- Cabernet Sauvignon has come a long way from its role as a blending varietal, however dominant, in the wines of Bordeaux. Today it is the most planted red varietal in the world. Identified as a descendent of Cabernet Franc and Sauvignon Blanc, the late-ripening Cabernet Sauvignon needs to be planted in warmer climates to fully ripen. Its small berries can easily be identified for their distinctive blue color, thick skins and high tannins. And while the varietal has its own definitive characteristics: green pepper-like aromas and black currant flavors among them, it is perhaps most prized for its ability to convey terroir, vintage and winemaking.

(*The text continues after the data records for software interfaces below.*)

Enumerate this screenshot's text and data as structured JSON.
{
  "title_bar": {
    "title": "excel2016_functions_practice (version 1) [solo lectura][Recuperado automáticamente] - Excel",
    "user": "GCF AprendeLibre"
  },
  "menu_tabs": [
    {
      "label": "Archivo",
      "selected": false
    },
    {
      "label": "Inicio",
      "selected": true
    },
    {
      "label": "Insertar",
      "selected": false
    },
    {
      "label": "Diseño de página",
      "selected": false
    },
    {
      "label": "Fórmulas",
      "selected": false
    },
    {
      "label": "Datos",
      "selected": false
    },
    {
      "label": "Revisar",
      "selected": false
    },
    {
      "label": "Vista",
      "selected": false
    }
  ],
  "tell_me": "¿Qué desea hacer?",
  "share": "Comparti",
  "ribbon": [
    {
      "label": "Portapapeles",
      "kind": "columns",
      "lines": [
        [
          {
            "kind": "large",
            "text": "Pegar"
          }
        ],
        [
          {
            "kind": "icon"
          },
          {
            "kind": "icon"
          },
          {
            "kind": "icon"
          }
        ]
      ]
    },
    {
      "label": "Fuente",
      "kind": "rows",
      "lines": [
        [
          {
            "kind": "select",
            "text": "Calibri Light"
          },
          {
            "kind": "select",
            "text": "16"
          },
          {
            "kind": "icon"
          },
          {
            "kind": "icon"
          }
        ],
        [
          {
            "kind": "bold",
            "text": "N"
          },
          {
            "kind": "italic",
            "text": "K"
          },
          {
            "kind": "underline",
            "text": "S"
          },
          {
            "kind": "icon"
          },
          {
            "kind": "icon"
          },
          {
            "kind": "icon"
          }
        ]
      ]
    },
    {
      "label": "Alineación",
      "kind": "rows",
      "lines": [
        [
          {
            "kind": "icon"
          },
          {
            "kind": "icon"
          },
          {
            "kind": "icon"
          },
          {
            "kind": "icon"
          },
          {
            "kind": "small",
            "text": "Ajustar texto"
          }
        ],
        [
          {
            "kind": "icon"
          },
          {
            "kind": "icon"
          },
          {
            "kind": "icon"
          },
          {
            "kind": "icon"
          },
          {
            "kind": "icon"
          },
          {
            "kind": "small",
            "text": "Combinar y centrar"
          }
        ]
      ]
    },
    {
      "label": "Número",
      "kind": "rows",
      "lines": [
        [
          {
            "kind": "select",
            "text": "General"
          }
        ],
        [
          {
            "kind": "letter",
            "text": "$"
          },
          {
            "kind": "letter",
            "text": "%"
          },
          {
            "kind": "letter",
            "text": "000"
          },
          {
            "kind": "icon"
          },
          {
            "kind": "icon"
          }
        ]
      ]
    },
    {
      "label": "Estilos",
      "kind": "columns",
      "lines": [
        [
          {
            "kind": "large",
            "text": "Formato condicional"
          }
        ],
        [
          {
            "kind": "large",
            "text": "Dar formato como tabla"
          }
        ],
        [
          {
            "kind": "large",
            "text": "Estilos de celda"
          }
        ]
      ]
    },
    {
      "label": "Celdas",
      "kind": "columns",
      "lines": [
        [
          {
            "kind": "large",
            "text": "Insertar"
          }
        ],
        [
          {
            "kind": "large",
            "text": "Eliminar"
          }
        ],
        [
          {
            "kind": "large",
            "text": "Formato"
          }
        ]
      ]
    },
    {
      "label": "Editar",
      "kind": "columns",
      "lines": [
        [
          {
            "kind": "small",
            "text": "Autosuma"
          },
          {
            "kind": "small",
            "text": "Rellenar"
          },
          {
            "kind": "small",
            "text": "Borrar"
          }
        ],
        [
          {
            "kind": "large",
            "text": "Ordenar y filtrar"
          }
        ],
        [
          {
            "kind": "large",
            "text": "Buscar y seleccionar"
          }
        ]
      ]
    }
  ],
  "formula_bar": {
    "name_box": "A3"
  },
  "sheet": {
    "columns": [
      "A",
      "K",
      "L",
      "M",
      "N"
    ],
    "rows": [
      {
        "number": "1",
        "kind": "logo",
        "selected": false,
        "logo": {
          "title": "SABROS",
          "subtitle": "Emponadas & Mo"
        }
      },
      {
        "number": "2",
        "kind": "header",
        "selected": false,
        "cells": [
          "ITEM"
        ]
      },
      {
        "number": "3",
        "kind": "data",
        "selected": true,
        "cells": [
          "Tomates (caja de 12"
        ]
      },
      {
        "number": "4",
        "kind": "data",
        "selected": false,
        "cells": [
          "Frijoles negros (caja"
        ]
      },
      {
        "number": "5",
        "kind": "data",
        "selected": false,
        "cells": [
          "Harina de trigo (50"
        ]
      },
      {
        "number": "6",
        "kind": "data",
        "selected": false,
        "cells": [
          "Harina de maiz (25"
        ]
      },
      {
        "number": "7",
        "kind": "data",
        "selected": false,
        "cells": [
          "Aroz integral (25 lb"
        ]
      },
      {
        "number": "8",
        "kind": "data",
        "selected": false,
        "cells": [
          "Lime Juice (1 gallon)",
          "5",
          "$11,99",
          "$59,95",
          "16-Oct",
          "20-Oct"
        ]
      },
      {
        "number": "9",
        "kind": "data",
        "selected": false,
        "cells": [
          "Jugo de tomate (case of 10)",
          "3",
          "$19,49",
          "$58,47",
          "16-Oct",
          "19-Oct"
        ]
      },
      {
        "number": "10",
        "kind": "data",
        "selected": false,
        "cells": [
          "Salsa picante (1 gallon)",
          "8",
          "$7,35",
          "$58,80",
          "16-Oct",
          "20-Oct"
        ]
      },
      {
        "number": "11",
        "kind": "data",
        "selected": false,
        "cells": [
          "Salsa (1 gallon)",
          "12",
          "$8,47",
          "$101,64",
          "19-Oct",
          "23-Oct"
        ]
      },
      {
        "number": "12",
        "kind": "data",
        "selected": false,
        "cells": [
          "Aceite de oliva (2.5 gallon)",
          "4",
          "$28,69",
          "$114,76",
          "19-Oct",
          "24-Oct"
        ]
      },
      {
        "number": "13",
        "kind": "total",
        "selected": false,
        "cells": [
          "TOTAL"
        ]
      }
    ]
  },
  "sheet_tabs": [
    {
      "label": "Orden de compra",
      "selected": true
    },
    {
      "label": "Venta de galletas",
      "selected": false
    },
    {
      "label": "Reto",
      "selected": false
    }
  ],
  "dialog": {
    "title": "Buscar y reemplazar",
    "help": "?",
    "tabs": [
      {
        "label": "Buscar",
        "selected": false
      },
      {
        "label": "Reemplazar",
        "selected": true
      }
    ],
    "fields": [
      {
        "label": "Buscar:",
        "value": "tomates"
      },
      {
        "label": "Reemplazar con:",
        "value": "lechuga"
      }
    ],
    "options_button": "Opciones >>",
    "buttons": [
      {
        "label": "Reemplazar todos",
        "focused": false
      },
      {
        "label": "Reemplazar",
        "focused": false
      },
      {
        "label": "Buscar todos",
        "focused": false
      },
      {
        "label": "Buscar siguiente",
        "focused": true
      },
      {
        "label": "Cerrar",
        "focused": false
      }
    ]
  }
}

A relatively new varietal, Cabernet Sauvignon started making inroads into the wines of the MĂ©doc and Graves in the late-18th century. Today it is also dominant in the up-and-coming Entre-Deux-Mers region of Bordeaux and can also be found in Southwest France. It is the companion varietal to Sangiovese in Italy's Super Tuscans and is planted all over Europe, stretching to lesser-known winegrowing regions like Russia and Lebanon. In the Americas Cabernet Sauvignon has found champions in every nook and cranny of California and among winemakers in Washington, where it complements plantings of Merlot. In South America, Cab thrives in Chile, but can also be found in smaller amounts in Argentina and even in Mexico.


- When it comes to wine, France stands alone. No other country can beat it in terms of quality and diversity. And while many of its Region, Bordeaux, Burgundy and Champagne most obviously, produce wine as rare, as sought-after and nearly as expensive as gold, there are just as many obscurities and values to be had from little known appellations throughout the country. To learn everything there is to know about French wine would take a lifetime. To understand and appreciate French wine, one only has to begin tasting them.


Specific Appellation:

Saint Emilion